[[ AVAILABLE RECORDS, beginning ]]
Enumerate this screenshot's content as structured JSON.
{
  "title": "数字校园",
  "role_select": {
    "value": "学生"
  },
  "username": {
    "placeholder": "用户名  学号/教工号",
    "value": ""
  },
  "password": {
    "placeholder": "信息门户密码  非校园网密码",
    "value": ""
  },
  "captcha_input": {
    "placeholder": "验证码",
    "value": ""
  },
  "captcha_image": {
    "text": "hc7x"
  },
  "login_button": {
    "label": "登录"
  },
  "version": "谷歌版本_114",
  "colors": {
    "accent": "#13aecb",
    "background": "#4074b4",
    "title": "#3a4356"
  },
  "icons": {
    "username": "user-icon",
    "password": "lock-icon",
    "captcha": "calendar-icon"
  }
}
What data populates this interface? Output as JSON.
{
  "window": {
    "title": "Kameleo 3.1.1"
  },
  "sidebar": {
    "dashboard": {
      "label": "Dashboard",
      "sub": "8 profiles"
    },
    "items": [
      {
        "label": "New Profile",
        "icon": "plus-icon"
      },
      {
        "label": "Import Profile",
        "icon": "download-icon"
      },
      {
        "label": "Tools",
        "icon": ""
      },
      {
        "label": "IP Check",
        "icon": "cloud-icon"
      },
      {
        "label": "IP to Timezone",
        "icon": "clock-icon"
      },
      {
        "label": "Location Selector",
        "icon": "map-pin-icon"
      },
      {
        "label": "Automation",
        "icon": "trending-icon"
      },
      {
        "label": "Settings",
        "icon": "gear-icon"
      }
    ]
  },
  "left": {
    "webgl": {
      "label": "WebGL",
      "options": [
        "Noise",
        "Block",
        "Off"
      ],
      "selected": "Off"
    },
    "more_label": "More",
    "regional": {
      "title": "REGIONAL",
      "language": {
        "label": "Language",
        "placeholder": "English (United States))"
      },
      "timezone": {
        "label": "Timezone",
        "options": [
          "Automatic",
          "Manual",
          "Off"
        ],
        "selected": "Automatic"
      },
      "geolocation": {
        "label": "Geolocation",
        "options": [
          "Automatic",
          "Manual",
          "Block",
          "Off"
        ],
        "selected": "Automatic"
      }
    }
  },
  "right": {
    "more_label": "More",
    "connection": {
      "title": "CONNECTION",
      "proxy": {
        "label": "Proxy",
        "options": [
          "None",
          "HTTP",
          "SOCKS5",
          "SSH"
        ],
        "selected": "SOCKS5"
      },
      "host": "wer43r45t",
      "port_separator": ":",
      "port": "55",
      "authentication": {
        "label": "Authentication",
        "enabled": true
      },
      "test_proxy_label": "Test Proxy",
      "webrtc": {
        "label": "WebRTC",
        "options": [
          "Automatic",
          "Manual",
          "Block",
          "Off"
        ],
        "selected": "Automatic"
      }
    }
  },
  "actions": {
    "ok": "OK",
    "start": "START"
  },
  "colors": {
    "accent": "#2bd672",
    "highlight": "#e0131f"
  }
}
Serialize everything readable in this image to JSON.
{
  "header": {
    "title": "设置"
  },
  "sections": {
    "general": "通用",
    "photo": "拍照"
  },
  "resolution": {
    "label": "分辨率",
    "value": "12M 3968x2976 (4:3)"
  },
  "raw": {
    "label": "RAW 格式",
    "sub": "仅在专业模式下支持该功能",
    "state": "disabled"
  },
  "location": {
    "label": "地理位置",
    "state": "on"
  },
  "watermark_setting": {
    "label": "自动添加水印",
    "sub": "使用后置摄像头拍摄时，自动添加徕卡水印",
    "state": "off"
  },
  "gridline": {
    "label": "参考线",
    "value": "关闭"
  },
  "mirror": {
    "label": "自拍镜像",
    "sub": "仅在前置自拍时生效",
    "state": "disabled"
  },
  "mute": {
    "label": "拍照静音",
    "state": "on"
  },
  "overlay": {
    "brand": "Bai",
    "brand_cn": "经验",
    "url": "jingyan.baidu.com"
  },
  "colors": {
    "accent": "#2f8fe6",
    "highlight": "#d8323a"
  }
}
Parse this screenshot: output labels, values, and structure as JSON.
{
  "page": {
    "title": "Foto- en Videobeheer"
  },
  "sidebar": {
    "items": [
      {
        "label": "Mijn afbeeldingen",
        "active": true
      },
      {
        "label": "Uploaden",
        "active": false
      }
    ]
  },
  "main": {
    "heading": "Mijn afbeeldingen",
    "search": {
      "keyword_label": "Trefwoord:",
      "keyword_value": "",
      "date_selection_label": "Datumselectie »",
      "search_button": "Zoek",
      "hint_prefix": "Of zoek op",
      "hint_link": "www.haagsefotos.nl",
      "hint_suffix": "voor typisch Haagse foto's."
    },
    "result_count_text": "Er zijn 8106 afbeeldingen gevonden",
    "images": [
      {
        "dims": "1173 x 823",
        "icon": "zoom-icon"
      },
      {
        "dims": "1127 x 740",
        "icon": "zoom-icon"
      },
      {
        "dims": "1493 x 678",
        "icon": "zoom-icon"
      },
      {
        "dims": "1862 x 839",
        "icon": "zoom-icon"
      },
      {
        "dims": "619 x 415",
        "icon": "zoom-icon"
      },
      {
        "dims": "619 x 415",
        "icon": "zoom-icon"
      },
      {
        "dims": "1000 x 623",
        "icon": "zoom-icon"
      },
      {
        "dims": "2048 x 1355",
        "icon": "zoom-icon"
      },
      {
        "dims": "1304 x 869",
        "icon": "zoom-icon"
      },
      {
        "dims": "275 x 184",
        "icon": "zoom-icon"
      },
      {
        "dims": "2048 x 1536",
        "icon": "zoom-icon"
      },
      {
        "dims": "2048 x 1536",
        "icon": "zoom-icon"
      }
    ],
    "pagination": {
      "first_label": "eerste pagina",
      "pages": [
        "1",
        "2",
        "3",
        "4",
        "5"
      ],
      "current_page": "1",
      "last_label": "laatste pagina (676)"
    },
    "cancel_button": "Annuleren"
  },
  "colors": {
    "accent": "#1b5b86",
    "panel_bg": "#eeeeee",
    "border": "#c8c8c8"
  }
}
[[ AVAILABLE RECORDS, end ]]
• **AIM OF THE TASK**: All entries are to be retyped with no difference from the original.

• **ANSWER BOX**:
Enumerate this screenshot's content as structured JSON.
{
  "title": "数字校园",
  "role_select": {
    "value": "学生"
  },
  "username": {
    "placeholder": "用户名  学号/教工号",
    "value": ""
  },
  "password": {
    "placeholder": "信息门户密码  非校园网密码",
    "value": ""
  },
  "captcha_input": {
    "placeholder": "验证码",
    "value": ""
  },
  "captcha_image": {
    "text": "hc7x"
  },
  "login_button": {
    "label": "登录"
  },
  "version": "谷歌版本_114",
  "colors": {
    "accent": "#13aecb",
    "background": "#4074b4",
    "title": "#3a4356"
  },
  "icons": {
    "username": "user-icon",
    "password": "lock-icon",
    "captcha": "calendar-icon"
  }
}
What data populates this interface? Output as JSON.
{
  "window": {
    "title": "Kameleo 3.1.1"
  },
  "sidebar": {
    "dashboard": {
      "label": "Dashboard",
      "sub": "8 profiles"
    },
    "items": [
      {
        "label": "New Profile",
        "icon": "plus-icon"
      },
      {
        "label": "Import Profile",
        "icon": "download-icon"
      },
      {
        "label": "Tools",
        "icon": ""
      },
      {
        "label": "IP Check",
        "icon": "cloud-icon"
      },
      {
        "label": "IP to Timezone",
        "icon": "clock-icon"
      },
      {
        "label": "Location Selector",
        "icon": "map-pin-icon"
      },
      {
        "label": "Automation",
        "icon": "trending-icon"
      },
      {
        "label": "Settings",
        "icon": "gear-icon"
      }
    ]
  },
  "left": {
    "webgl": {
      "label": "WebGL",
      "options": [
        "Noise",
        "Block",
        "Off"
      ],
      "selected": "Off"
    },
    "more_label": "More",
    "regional": {
      "title": "REGIONAL",
      "language": {
        "label": "Language",
        "placeholder": "English (United States))"
      },
      "timezone": {
        "label": "Timezone",
        "options": [
          "Automatic",
          "Manual",
          "Off"
        ],
        "selected": "Automatic"
      },
      "geolocation": {
        "label": "Geolocation",
        "options": [
          "Automatic",
          "Manual",
          "Block",
          "Off"
        ],
        "selected": "Automatic"
      }
    }
  },
  "right": {
    "more_label": "More",
    "connection": {
      "title": "CONNECTION",
      "proxy": {
        "label": "Proxy",
        "options": [
          "None",
          "HTTP",
          "SOCKS5",
          "SSH"
        ],
        "selected": "SOCKS5"
      },
      "host": "wer43r45t",
      "port_separator": ":",
      "port": "55",
      "authentication": {
        "label": "Authentication",
        "enabled": true
      },
      "test_proxy_label": "Test Proxy",
      "webrtc": {
        "label": "WebRTC",
        "options": [
          "Automatic",
          "Manual",
          "Block",
          "Off"
        ],
        "selected": "Automatic"
      }
    }
  },
  "actions": {
    "ok": "OK",
    "start": "START"
  },
  "colors": {
    "accent": "#2bd672",
    "highlight": "#e0131f"
  }
}
Serialize everything readable in this image to JSON.
{
  "header": {
    "title": "设置"
  },
  "sections": {
    "general": "通用",
    "photo": "拍照"
  },
  "resolution": {
    "label": "分辨率",
    "value": "12M 3968x2976 (4:3)"
  },
  "raw": {
    "label": "RAW 格式",
    "sub": "仅在专业模式下支持该功能",
    "state": "disabled"
  },
  "location": {
    "label": "地理位置",
    "state": "on"
  },
  "watermark_setting": {
    "label": "自动添加水印",
    "sub": "使用后置摄像头拍摄时，自动添加徕卡水印",
    "state": "off"
  },
  "gridline": {
    "label": "参考线",
    "value": "关闭"
  },
  "mirror": {
    "label": "自拍镜像",
    "sub": "仅在前置自拍时生效",
    "state": "disabled"
  },
  "mute": {
    "label": "拍照静音",
    "state": "on"
  },
  "overlay": {
    "brand": "Bai",
    "brand_cn": "经验",
    "url": "jingyan.baidu.com"
  },
  "colors": {
    "accent": "#2f8fe6",
    "highlight": "#d8323a"
  }
}
Parse this screenshot: output labels, values, and structure as JSON.
{
  "page": {
    "title": "Foto- en Videobeheer"
  },
  "sidebar": {
    "items": [
      {
        "label": "Mijn afbeeldingen",
        "active": true
      },
      {
        "label": "Uploaden",
        "active": false
      }
    ]
  },
  "main": {
    "heading": "Mijn afbeeldingen",
    "search": {
      "keyword_label": "Trefwoord:",
      "keyword_value": "",
      "date_selection_label": "Datumselectie »",
      "search_button": "Zoek",
      "hint_prefix": "Of zoek op",
      "hint_link": "www.haagsefotos.nl",
      "hint_suffix": "voor typisch Haagse foto's."
    },
    "result_count_text": "Er zijn 8106 afbeeldingen gevonden",
    "images": [
      {
        "dims": "1173 x 823",
        "icon": "zoom-icon"
      },
      {
        "dims": "1127 x 740",
        "icon": "zoom-icon"
      },
      {
        "dims": "1493 x 678",
        "icon": "zoom-icon"
      },
      {
        "dims": "1862 x 839",
        "icon": "zoom-icon"
      },
      {
        "dims": "619 x 415",
        "icon": "zoom-icon"
      },
      {
        "dims": "619 x 415",
        "icon": "zoom-icon"
      },
      {
        "dims": "1000 x 623",
        "icon": "zoom-icon"
      },
      {
        "dims": "2048 x 1355",
        "icon": "zoom-icon"
      },
      {
        "dims": "1304 x 869",
        "icon": "zoom-icon"
      },
      {
        "dims": "275 x 184",
        "icon": "zoom-icon"
      },
      {
        "dims": "2048 x 1536",
        "icon": "zoom-icon"
      },
      {
        "dims": "2048 x 1536",
        "icon": "zoom-icon"
      }
    ],
    "pagination": {
      "first_label": "eerste pagina",
      "pages": [
        "1",
        "2",
        "3",
        "4",
        "5"
      ],
      "current_page": "1",
      "last_label": "laatste pagina (676)"
    },
    "cancel_button": "Annuleren"
  },
  "colors": {
    "accent": "#1b5b86",
    "panel_bg": "#eeeeee",
    "border": "#c8c8c8"
  }
}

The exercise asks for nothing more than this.